TEK refers to knowledge and insights acquired through extensive observation of an area or a species that is passed down through oral tradition between community members. Although there have been cases where TEK has successfully informed mainstream research and policy, the relationship between indigenous or community informants and scientists and the validity granted to their respective knowledge claims is regarded as highly unequal. Even in cases where scientists recognize the validity of indigenous knowledge, some argue, they often tend to exploit rather than involve local informants as partners and equals in the process of knowledge production (Jennings, 2009). The relationship between TEK and mainstream science is understood by adopting Knorr-Cettina’s (1999) concept of epistemic cultures. The role of ICTs in the context of AfricaAdapt is approached through the notion of mediation (Silverstone, 2005).
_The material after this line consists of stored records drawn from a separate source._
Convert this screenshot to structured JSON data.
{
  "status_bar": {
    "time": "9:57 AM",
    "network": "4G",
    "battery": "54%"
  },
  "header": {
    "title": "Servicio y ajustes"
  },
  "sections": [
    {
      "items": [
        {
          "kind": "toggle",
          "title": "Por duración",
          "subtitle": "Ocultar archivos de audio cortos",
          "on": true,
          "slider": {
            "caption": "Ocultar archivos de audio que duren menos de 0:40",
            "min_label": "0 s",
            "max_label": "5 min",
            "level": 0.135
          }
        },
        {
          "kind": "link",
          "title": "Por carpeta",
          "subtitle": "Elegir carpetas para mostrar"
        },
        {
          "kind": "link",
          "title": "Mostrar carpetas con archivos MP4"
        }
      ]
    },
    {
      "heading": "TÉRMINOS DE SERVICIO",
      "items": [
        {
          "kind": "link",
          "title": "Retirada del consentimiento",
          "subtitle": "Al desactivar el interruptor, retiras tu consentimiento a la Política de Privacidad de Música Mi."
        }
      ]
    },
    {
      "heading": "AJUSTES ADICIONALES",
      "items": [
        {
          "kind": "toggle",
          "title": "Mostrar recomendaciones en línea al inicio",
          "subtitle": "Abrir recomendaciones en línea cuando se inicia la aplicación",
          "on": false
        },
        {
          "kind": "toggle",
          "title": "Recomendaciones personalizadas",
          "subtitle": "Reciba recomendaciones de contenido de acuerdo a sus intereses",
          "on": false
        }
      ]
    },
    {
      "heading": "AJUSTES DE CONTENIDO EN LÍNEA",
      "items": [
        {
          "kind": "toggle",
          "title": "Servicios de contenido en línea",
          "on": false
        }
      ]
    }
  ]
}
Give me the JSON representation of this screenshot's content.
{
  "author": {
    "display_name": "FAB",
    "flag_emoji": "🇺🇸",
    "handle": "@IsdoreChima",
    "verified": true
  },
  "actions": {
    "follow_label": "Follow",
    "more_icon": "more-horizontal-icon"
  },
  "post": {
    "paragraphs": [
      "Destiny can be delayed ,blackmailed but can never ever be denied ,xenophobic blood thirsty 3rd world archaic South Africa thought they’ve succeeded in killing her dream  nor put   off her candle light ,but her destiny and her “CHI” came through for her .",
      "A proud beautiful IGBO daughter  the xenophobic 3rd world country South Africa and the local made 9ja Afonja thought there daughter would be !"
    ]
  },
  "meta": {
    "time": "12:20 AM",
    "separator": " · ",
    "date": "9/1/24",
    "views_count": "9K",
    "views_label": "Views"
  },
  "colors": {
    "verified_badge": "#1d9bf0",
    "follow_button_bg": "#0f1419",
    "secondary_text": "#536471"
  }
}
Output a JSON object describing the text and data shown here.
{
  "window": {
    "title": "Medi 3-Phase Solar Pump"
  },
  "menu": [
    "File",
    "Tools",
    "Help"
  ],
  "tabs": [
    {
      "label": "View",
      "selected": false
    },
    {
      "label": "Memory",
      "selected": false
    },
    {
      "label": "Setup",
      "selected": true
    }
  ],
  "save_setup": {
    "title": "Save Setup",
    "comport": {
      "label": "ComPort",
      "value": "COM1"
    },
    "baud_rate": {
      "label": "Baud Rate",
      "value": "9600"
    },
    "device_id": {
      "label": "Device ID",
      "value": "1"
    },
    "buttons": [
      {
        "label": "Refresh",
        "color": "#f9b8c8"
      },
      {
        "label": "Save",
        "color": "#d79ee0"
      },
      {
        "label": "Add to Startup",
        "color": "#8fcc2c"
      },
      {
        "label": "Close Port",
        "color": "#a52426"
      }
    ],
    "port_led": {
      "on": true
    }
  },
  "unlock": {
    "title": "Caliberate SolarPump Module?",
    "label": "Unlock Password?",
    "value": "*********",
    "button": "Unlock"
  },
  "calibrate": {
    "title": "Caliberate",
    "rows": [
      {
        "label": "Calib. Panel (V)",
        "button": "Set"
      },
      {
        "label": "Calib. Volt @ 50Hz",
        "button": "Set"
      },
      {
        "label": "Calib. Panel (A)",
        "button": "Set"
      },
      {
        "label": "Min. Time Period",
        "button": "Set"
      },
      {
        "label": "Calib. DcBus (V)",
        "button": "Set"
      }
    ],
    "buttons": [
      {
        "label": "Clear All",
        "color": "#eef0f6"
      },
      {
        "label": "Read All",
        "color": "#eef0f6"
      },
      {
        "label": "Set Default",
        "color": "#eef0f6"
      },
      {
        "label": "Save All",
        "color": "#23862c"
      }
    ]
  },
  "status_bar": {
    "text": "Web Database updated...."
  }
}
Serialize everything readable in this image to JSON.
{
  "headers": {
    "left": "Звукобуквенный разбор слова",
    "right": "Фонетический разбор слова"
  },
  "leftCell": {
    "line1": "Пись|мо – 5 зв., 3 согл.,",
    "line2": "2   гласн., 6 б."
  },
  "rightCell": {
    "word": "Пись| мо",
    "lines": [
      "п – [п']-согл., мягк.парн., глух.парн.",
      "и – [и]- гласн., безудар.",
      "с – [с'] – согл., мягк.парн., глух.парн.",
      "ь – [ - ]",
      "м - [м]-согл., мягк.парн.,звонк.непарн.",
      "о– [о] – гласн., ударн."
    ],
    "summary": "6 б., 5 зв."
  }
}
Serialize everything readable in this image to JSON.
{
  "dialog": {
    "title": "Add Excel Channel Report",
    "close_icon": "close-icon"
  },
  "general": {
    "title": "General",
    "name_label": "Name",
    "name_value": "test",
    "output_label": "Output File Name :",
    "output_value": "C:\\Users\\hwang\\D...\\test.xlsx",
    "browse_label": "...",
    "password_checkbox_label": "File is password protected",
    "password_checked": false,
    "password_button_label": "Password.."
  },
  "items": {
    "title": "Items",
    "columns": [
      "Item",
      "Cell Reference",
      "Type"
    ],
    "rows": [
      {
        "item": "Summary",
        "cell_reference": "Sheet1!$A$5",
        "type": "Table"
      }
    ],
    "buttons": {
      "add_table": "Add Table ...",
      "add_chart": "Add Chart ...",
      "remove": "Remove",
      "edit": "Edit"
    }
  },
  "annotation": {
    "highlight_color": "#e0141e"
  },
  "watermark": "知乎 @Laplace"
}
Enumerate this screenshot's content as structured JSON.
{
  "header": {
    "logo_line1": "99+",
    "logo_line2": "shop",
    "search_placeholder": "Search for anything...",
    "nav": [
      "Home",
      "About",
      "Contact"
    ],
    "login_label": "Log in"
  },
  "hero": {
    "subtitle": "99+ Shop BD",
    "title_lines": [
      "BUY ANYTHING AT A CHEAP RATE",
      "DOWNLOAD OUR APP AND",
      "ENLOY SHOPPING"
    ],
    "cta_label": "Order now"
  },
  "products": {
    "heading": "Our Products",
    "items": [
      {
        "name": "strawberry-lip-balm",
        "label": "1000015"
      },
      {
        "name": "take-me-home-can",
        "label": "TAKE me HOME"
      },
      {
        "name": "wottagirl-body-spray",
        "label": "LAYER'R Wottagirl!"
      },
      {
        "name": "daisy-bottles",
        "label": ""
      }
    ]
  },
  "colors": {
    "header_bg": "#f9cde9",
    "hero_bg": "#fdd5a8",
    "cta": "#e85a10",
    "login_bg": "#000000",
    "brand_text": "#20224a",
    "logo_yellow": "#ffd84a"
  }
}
We then proceed to analyze the tensions that arise in meaning-making when competing conceptions of, and concerns about, openness and participation intersect from scientific, technological and community-based development disciplines. Emphasis is given on how these tensions are expressed and negotiated in seeking to design and implementing a broad-based, democratic framework of participation that produces the norms, rules and processes that underlie information exchange and collaboration within the network. The need to formulate norms in response to emerging, pressing issues, like the establishment of editorial criteria for participant submissions, calls into question the processes through which these were made and their implications for defining the network’s culture of openness. The paper is concluded with recommendations on how to address the complexity of formulating and sustaining a particular vision of openness across disparate epistemic cultures.
Authors: Evangelia Berdou and Blane Harvey